[Dataset rows describing interfaces]
* * * *

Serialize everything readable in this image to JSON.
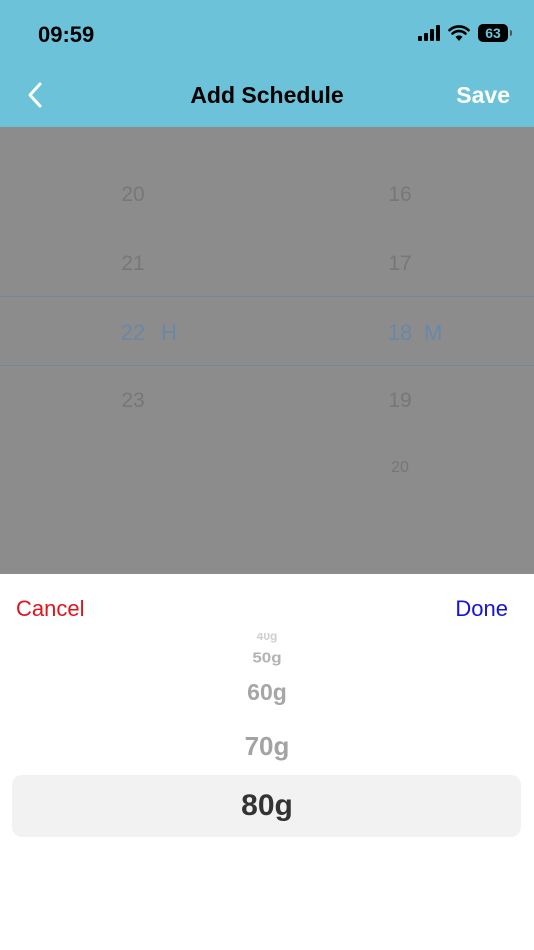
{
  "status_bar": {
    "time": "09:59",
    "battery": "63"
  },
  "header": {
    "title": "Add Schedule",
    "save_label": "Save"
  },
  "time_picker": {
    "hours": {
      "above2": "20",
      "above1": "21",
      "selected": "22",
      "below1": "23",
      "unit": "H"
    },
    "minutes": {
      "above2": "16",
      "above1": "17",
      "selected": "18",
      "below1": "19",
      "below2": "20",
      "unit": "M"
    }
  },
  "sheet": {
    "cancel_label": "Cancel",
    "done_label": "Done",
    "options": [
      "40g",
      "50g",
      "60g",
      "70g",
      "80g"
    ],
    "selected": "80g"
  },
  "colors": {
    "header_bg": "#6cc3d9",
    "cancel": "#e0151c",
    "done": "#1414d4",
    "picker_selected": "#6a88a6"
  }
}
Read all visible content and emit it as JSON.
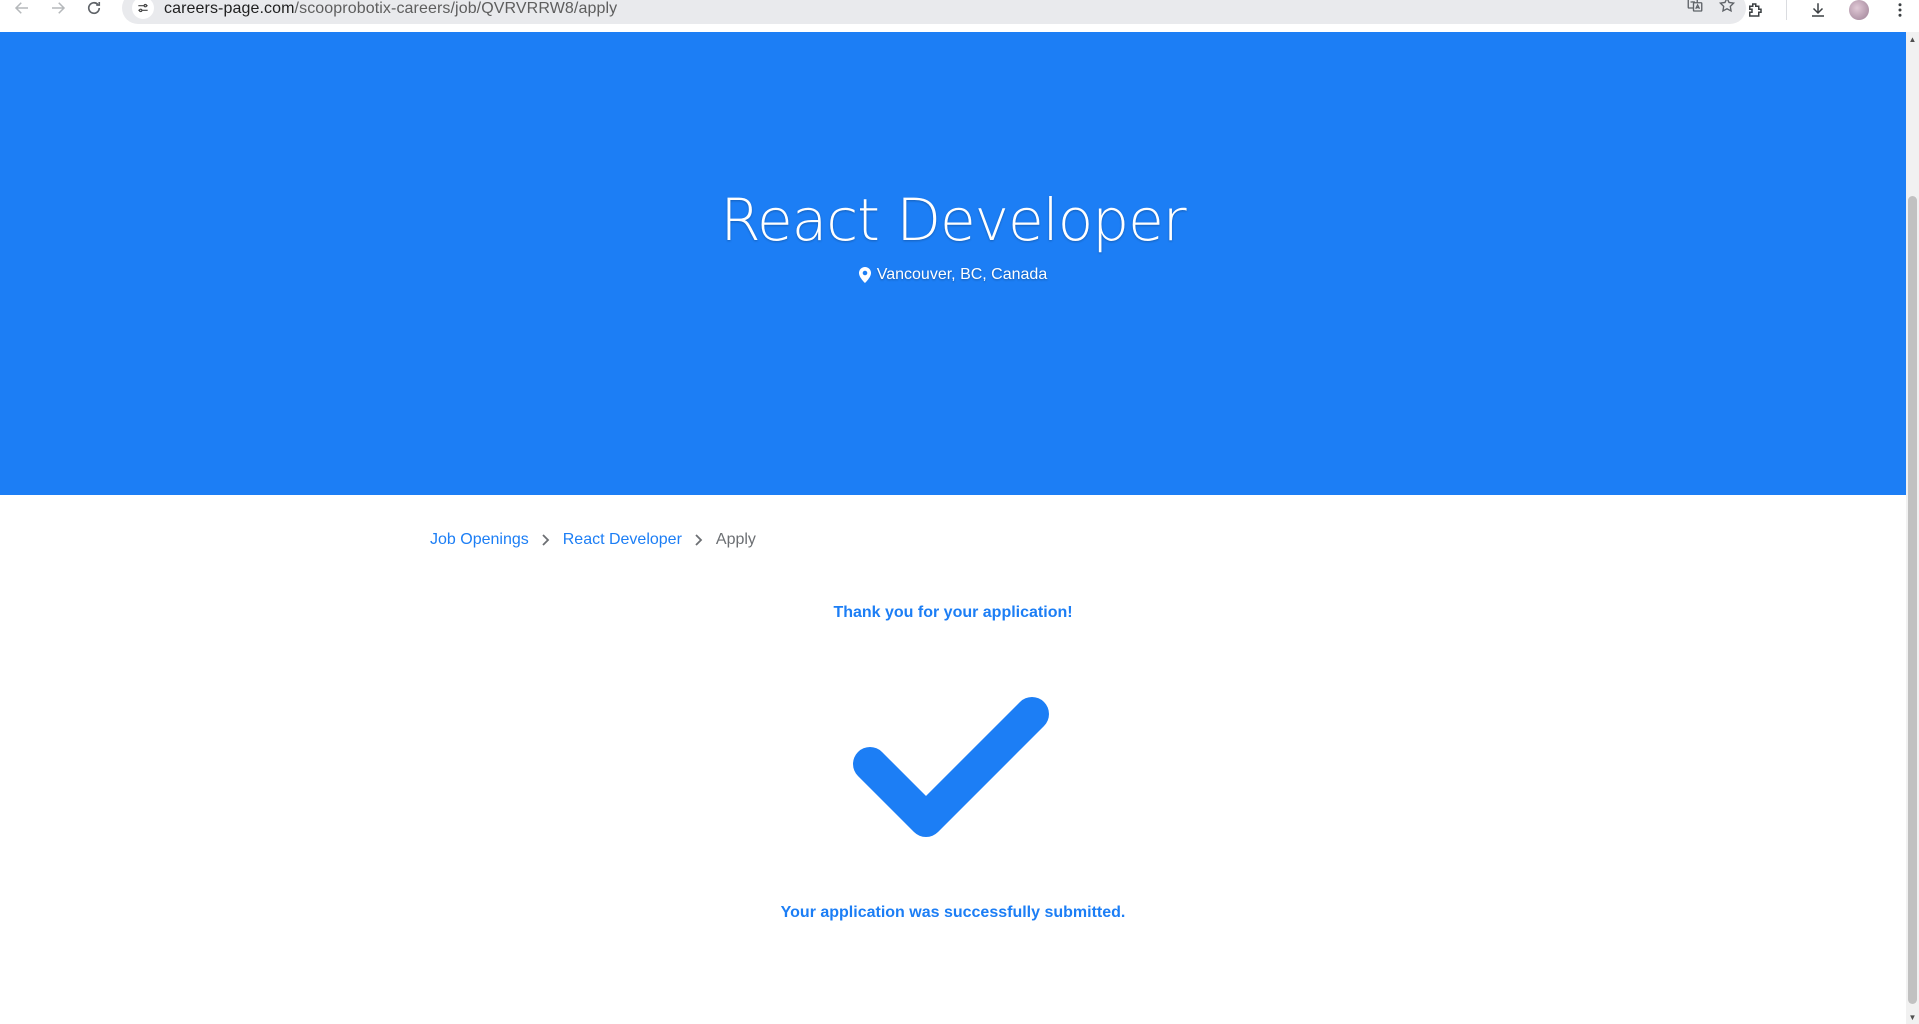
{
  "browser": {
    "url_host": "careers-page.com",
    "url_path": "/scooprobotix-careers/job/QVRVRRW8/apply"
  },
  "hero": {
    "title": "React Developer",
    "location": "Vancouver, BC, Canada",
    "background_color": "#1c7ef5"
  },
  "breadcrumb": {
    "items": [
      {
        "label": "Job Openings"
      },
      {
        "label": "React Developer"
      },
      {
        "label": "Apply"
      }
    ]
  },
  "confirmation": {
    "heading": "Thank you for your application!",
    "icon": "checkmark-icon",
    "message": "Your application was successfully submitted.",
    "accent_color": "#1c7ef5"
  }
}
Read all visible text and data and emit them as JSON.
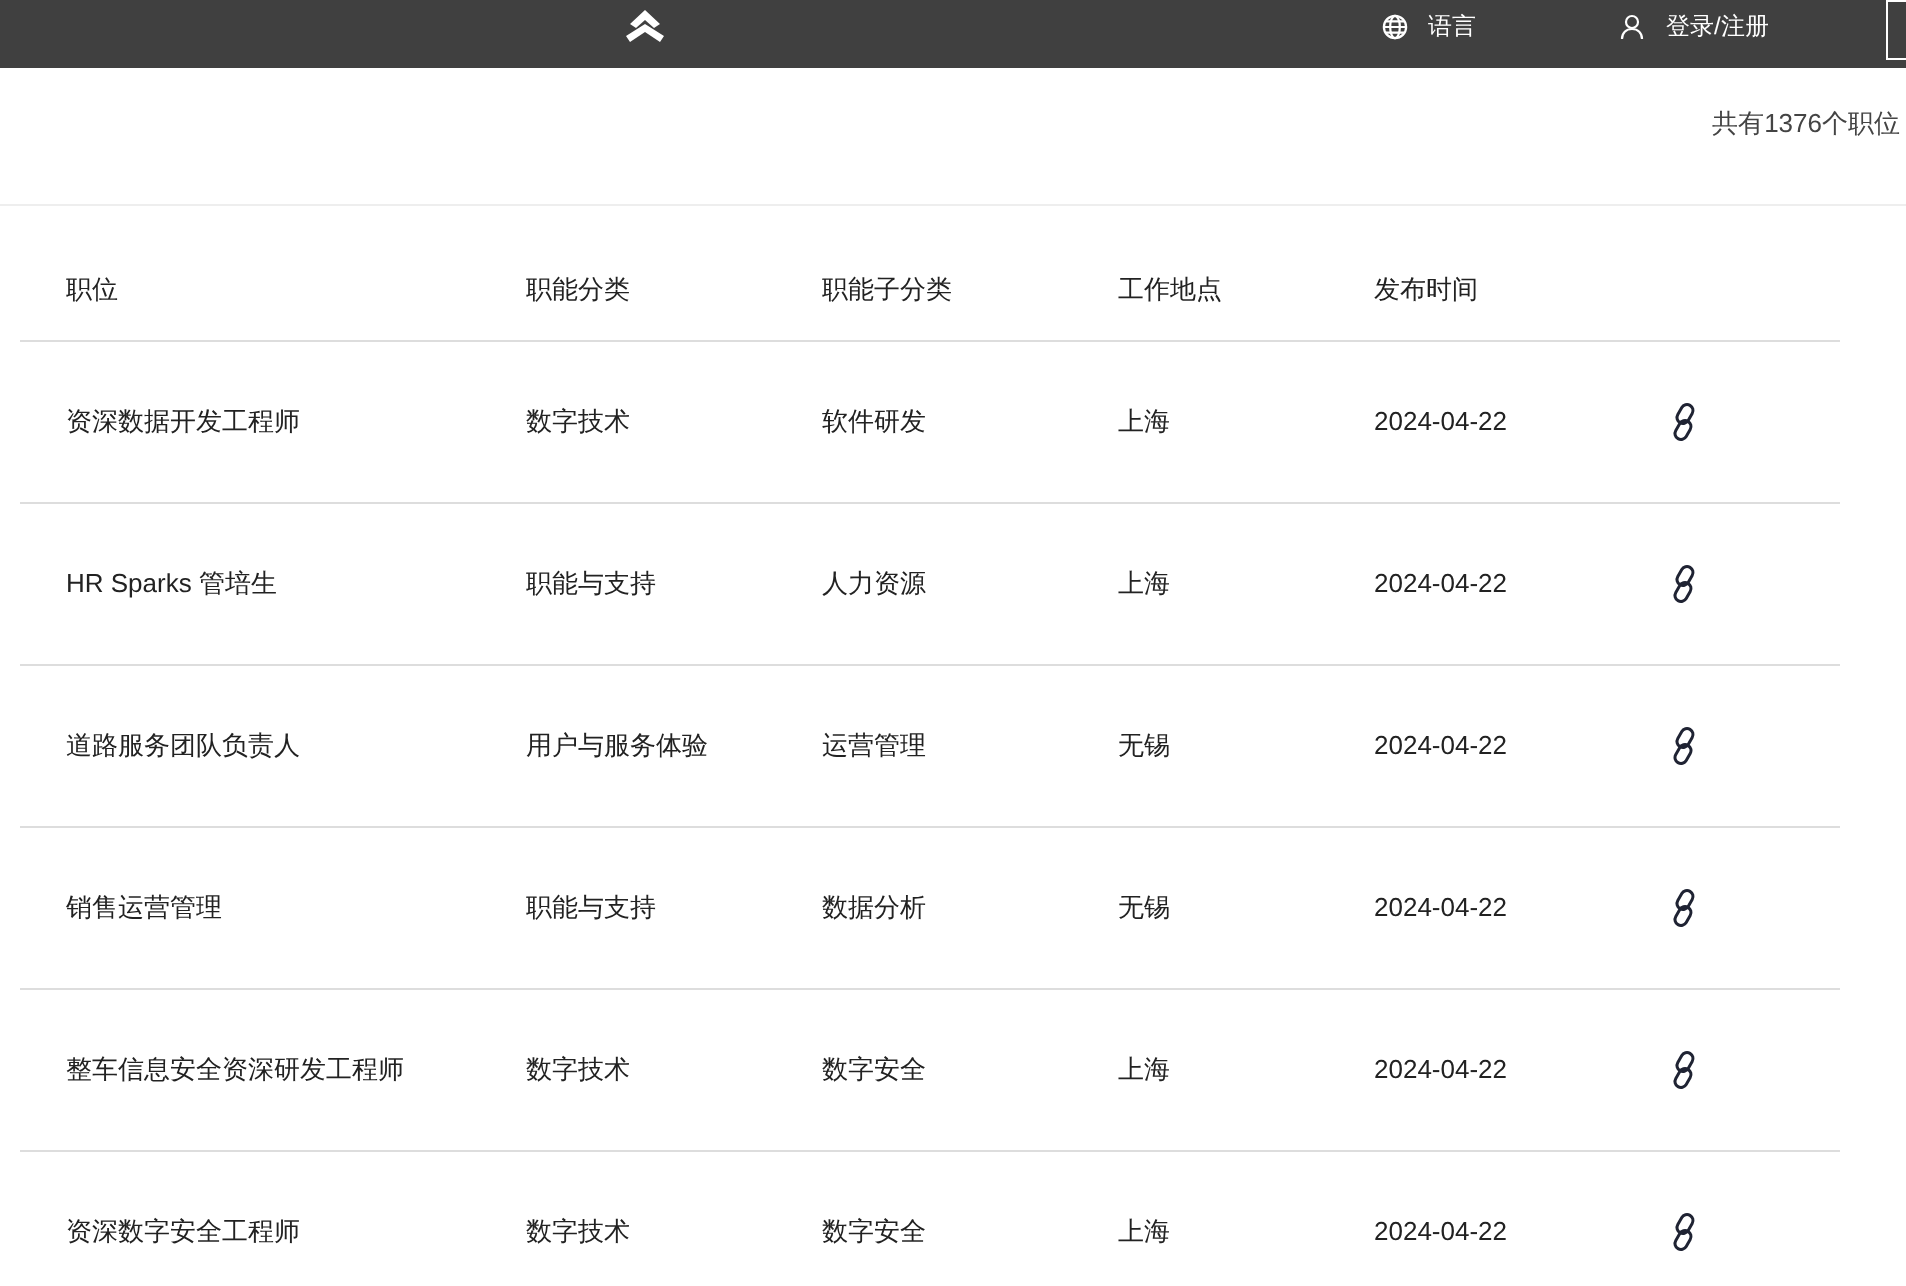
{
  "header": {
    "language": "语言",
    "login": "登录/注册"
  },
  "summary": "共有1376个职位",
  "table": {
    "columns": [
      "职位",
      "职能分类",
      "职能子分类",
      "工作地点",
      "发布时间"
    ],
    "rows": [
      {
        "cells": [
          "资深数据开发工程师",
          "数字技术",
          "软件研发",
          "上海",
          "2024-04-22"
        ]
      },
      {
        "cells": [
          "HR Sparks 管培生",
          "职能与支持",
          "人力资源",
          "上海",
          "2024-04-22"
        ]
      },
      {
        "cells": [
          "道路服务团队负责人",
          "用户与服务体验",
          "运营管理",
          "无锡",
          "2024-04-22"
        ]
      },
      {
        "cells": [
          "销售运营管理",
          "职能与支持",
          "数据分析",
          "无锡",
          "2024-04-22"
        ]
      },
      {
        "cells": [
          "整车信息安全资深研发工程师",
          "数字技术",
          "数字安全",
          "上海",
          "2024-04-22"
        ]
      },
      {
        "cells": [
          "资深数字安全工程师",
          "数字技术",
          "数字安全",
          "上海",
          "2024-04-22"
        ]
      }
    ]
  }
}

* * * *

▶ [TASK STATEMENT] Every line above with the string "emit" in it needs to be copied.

▶ [RESPONSE TO THIS TASK]
Read all visible content and emit it as JSON.
Read all visible text and data and emit them as JSON.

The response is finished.